How to Help Your Child Create Healthy Habits That Will Stick Around
From the moment you find out you’re going to be a parent, you logically wonder (and often worry) about how to help your child grow and succeed. Your child’s weight is part of that overall picture.
To get to and maintain a healthy weight—and good health overall—it’s important to help your child establish positive lifestyle habits early in life. The habits that your child builds now are more likely to stick around for the long-term.
What a Healthy Weight Looks Like
You may wonder whether your child is at a healthy weight. What exactly is a healthy weight anyway?

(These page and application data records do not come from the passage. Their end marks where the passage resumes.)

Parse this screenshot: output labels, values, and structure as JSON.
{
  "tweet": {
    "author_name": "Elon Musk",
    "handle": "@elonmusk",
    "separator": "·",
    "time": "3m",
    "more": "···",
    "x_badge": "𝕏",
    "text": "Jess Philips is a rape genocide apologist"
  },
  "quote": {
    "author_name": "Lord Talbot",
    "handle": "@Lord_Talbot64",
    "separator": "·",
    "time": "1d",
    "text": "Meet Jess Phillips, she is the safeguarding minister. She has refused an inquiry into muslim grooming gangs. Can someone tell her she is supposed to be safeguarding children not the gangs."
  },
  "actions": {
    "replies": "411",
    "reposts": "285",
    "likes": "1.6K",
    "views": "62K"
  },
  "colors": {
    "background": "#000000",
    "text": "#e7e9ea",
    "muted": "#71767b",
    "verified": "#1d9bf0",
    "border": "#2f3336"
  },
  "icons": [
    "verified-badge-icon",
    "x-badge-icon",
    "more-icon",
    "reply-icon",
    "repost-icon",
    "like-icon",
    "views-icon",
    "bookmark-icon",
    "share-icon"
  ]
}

That’s a bit of a tricky question. There’s no single guideline for what a “normal” weight looks like at any given age. That’s especially true for children, who are likely to fall outside of the average in one direction or the other.
To determine whether your child is at a healthy weight, have a conversation with your child’s pediatrician. He or she can evaluate your child’s weight against average growth charts and use that information, alongside other pertinent details about your child’s health, to make suggestions about gaining or losing weight.
Keeping Things Positive
These days, you hear a lot about body image. People of all ages are worried or anxious or upset about how their bodies look—and that includes children.
The first and perhaps most important tip we can offer related to your child’s weight is to change the focus from “weight” to “healthy habits.”
This provides a more positive way to approach getting to a healthy weight, providing kids with tangible ways they can become the healthiest version of themselves.
5 Ways to Help Your Child Build Healthy Habits
Get your child off on the right foot in life by helping him or her build healthy lifestyle habits:
- Promote healthy eating habits. Teach your child early about making good food choices. Keep healthy foods such as fruits and vegetables easily accessible, and demonstrate what appropriate portion sizes look like.
- Don’t treat some foods as “bad.” While it may seem natural to want to identify foods as good and bad, doing so can establish an unhealthy approach to eating. Instead, emphasize healthy foods and the nutrients they contain—and talk about eating other foods in moderation.
- Stay active as a family. The American Academy of Pediatrics recommends kids age 5 and older get at least 60 minutes of physical activity per day. Encourage your child to stay active, and incorporate physical activity into your family routine.
- Limit screen time. This is especially challenging right now, particularly for those who are learning virtually, but it’s important to put down devices and participate in other activities as much as possible.
- Be a good role model. Your child will be more likely to build healthy lifestyle habits if he or she sees you modeling them.